**EXERCISE INSTRUCTIONS:** The answer must be every line below that contains the string "Training".

**SOURCE DATA:**
* * * * * * *
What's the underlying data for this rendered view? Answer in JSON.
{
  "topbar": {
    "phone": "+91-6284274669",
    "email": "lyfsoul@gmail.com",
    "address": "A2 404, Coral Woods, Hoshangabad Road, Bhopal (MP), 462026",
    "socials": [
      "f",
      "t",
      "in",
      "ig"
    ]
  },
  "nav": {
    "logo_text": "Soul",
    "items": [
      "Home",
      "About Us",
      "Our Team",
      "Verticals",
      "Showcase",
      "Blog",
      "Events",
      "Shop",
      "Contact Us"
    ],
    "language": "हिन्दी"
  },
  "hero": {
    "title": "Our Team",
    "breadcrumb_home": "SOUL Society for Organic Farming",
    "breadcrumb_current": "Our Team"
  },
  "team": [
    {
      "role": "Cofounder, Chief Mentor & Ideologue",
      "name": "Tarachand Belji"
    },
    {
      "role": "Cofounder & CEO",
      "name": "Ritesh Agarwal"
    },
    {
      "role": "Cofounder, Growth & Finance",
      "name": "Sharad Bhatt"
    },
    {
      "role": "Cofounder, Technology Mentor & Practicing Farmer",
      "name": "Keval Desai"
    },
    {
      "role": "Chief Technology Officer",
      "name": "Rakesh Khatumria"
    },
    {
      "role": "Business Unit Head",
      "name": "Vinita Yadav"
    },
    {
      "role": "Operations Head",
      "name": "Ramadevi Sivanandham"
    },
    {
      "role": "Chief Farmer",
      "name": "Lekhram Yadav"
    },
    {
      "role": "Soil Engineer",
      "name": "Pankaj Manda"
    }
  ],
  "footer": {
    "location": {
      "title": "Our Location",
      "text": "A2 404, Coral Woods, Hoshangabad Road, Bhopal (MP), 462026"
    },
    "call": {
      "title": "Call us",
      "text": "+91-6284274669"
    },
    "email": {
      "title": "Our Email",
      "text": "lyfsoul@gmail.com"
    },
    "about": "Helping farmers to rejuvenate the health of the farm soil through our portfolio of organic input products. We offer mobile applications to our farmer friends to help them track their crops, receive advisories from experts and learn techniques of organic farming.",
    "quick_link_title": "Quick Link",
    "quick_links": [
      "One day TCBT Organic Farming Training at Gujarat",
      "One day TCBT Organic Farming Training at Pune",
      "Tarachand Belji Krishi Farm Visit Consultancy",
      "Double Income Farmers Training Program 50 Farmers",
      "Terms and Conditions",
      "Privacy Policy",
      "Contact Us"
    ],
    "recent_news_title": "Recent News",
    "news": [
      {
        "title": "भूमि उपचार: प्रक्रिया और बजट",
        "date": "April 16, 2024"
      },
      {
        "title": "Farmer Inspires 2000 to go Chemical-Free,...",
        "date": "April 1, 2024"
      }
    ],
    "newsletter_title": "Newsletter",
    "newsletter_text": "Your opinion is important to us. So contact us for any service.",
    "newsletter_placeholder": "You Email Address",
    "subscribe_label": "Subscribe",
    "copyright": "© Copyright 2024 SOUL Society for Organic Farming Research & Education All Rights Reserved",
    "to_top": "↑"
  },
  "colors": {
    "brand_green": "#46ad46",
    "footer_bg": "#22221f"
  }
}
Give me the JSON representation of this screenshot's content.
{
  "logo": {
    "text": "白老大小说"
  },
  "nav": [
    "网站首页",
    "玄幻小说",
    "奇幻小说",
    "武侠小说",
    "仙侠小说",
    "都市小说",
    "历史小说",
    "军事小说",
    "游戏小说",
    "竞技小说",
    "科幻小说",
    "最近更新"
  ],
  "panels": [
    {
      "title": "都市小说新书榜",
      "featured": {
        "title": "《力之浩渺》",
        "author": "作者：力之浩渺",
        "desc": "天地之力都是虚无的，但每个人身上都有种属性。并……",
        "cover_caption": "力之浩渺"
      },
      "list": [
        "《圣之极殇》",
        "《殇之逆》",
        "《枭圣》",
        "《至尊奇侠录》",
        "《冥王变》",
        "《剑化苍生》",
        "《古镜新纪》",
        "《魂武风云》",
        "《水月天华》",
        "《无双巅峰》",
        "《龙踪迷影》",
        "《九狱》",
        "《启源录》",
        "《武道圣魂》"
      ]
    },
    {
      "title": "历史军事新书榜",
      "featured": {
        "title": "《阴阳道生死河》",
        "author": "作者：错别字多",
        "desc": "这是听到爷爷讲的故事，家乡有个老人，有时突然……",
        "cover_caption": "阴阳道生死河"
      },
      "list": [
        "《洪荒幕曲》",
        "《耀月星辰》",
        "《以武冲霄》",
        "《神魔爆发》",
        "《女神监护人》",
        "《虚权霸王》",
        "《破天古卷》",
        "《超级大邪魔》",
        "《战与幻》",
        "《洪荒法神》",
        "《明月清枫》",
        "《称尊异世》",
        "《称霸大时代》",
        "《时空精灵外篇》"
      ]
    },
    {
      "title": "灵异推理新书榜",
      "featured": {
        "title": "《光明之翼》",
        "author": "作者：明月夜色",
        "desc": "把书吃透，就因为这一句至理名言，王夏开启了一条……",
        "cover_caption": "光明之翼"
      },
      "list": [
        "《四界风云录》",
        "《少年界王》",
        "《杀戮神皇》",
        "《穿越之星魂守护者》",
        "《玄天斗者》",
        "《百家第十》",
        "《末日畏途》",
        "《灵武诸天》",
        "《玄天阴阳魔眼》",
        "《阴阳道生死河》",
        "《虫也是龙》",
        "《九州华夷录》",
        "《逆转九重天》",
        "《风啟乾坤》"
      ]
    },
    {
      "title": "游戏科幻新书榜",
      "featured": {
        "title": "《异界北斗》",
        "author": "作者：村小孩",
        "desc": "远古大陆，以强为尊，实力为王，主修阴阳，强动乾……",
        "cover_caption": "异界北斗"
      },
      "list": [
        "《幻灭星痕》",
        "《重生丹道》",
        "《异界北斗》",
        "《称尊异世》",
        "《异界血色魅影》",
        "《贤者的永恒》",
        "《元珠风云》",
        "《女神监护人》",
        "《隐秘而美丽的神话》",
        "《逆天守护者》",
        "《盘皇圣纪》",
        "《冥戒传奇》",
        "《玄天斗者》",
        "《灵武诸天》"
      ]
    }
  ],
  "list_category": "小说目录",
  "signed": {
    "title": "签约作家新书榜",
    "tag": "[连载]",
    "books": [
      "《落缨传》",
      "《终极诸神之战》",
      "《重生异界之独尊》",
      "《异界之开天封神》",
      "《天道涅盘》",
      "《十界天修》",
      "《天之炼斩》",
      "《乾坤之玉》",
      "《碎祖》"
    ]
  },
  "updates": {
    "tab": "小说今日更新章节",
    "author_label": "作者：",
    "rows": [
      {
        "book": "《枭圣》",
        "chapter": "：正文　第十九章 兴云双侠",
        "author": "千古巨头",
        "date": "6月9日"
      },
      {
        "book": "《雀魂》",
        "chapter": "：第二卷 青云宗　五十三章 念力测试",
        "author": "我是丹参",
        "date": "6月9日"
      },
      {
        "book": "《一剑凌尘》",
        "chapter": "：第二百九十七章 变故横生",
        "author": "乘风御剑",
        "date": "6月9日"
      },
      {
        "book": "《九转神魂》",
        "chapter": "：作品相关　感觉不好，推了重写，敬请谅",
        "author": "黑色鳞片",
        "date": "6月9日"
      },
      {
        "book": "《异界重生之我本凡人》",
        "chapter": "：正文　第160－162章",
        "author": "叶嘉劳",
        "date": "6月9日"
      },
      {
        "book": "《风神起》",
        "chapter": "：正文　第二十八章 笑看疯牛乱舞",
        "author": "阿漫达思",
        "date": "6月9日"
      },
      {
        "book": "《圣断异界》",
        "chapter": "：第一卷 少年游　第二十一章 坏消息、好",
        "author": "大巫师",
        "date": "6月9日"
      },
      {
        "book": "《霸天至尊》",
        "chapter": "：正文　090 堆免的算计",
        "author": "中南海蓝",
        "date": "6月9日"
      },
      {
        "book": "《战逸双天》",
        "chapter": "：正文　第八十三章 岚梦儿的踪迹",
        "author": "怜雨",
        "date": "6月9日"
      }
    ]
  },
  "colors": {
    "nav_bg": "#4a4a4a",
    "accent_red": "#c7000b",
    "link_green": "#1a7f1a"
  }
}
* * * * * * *
**YOUR RESPONSE:**
      "One day TCBT Organic Farming Training at Gujarat",
      "One day TCBT Organic Farming Training at Pune",
      "Double Income Farmers Training Program 50 Farmers",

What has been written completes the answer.